The speaker of Federica Mogherini, the Commissary for external affairs of the European Union, said in a statement that the objective is to keep the deal alive, even without the USA. But first, the member states of the EU have to come to an agreement upon which policy will be followed. Iran demands from the EU that it try to maintain the deal and support its economical interests. It is less about word than about a covenant concerning economical questions, just like the important Iranian oil exports.
The EU could also use another tactic, the so-called “blocking statute”. This instrument forbids EU-companies to submit to US-sanctions – that is the goal of Jean-Claude Juncker, the President of the European Commission. Theoretically it could work, but practically, it is very improbable that the companies involved will be protected. The step would have more of a symbolic nature.
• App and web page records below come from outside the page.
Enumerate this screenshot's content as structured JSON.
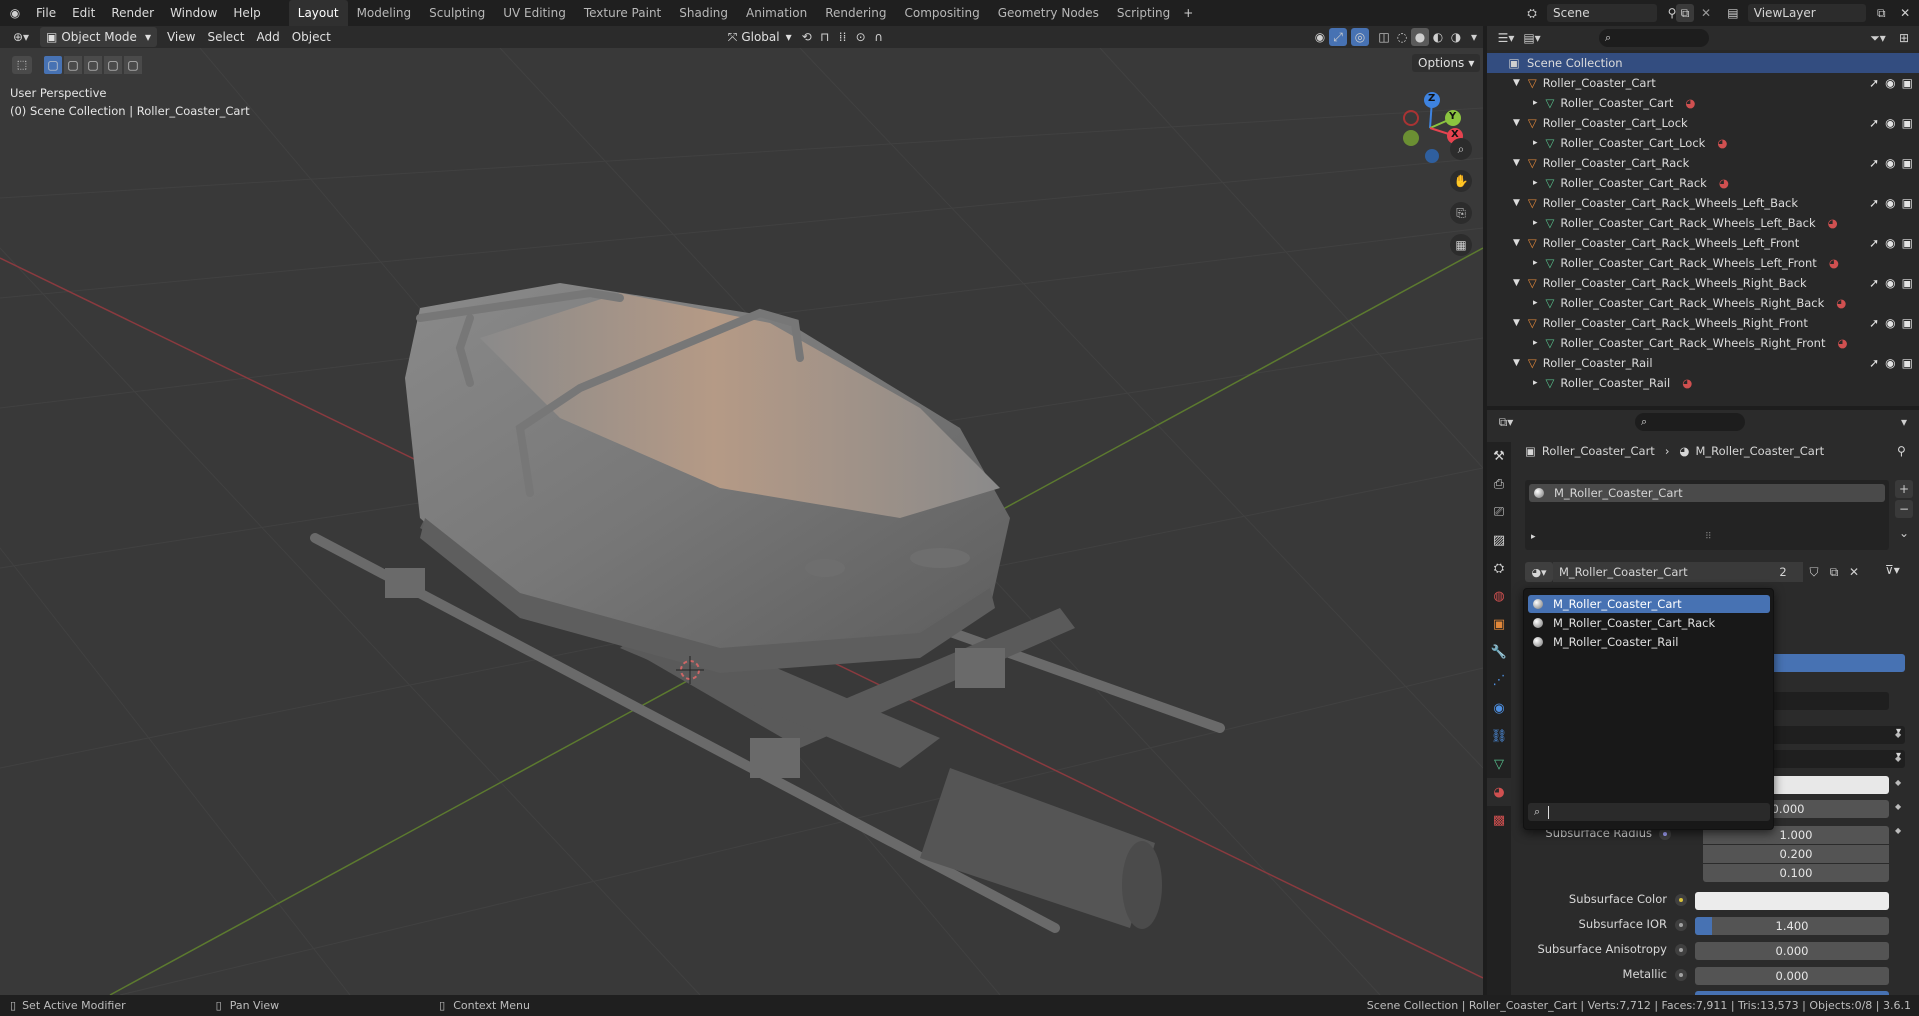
{
  "topmenu": [
    "File",
    "Edit",
    "Render",
    "Window",
    "Help"
  ],
  "workspaces": [
    "Layout",
    "Modeling",
    "Sculpting",
    "UV Editing",
    "Texture Paint",
    "Shading",
    "Animation",
    "Rendering",
    "Compositing",
    "Geometry Nodes",
    "Scripting"
  ],
  "active_workspace": "Layout",
  "scene_name": "Scene",
  "viewlayer_name": "ViewLayer",
  "viewport_header": {
    "mode": "Object Mode",
    "menus": [
      "View",
      "Select",
      "Add",
      "Object"
    ],
    "orientation": "Global",
    "options": "Options"
  },
  "viewport_overlay": {
    "view_name": "User Perspective",
    "context": "(0) Scene Collection | Roller_Coaster_Cart"
  },
  "gizmo": {
    "z": "Z",
    "y": "Y",
    "x": "X"
  },
  "outliner": {
    "root": "Scene Collection",
    "rows": [
      {
        "name": "Roller_Coaster_Cart",
        "mesh": "Roller_Coaster_Cart"
      },
      {
        "name": "Roller_Coaster_Cart_Lock",
        "mesh": "Roller_Coaster_Cart_Lock"
      },
      {
        "name": "Roller_Coaster_Cart_Rack",
        "mesh": "Roller_Coaster_Cart_Rack"
      },
      {
        "name": "Roller_Coaster_Cart_Rack_Wheels_Left_Back",
        "mesh": "Roller_Coaster_Cart_Rack_Wheels_Left_Back"
      },
      {
        "name": "Roller_Coaster_Cart_Rack_Wheels_Left_Front",
        "mesh": "Roller_Coaster_Cart_Rack_Wheels_Left_Front"
      },
      {
        "name": "Roller_Coaster_Cart_Rack_Wheels_Right_Back",
        "mesh": "Roller_Coaster_Cart_Rack_Wheels_Right_Back"
      },
      {
        "name": "Roller_Coaster_Cart_Rack_Wheels_Right_Front",
        "mesh": "Roller_Coaster_Cart_Rack_Wheels_Right_Front"
      },
      {
        "name": "Roller_Coaster_Rail",
        "mesh": "Roller_Coaster_Rail"
      }
    ]
  },
  "properties": {
    "breadcrumb_object": "Roller_Coaster_Cart",
    "breadcrumb_material": "M_Roller_Coaster_Cart",
    "slot": "M_Roller_Coaster_Cart",
    "material_name": "M_Roller_Coaster_Cart",
    "user_count": "2",
    "dropdown_items": [
      "M_Roller_Coaster_Cart",
      "M_Roller_Coaster_Cart_Rack",
      "M_Roller_Coaster_Rail"
    ],
    "partial_value": "0.000",
    "subsurface_radius_label": "Subsurface Radius",
    "subsurface_radius": [
      "1.000",
      "0.200",
      "0.100"
    ],
    "subsurface_color_label": "Subsurface Color",
    "subsurface_ior_label": "Subsurface IOR",
    "subsurface_ior": "1.400",
    "subsurface_ior_fill": 0.09,
    "subsurface_anisotropy_label": "Subsurface Anisotropy",
    "subsurface_anisotropy": "0.000",
    "metallic_label": "Metallic",
    "metallic": "0.000"
  },
  "statusbar": {
    "left1": "Set Active Modifier",
    "left2": "Pan View",
    "left3": "Context Menu",
    "right": "Scene Collection | Roller_Coaster_Cart | Verts:7,712 | Faces:7,911 | Tris:13,573 | Objects:0/8 | 3.6.1"
  },
  "colors": {
    "accent": "#4772b3",
    "object_orange": "#e0873a",
    "mesh_green": "#58c08d",
    "axis_x": "#e6434f",
    "axis_y": "#8bc43f",
    "axis_z": "#3e83e0"
  }
}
The European Union made clear that it is also very important to separate Iran’s aggressive domestic politics from the nuclear deal . The speaker emphasized that you cannot confuse these various problems if you want to find any solution. It is crucial to keep the deal alive for Iran’s internal stability , because if it fails, the hardliners in Iran will get stronger, potentially destabilizing the region. Additionally, if the deal fails, Russian and Chinese influence will get stronger in the Middle East.
All in all, the European Union needs to act now and show strength by saving the deal, in effort to gain influence and, most importantly, deescalate the rising crisis. The time has come to show to the world that the European Union is an important and powerful institution, one that knows how to deal with difficult situations with tact and proper communication rather than destruction, like Trump!
Updated to: 16-05-2018
Hannes Michael Steinle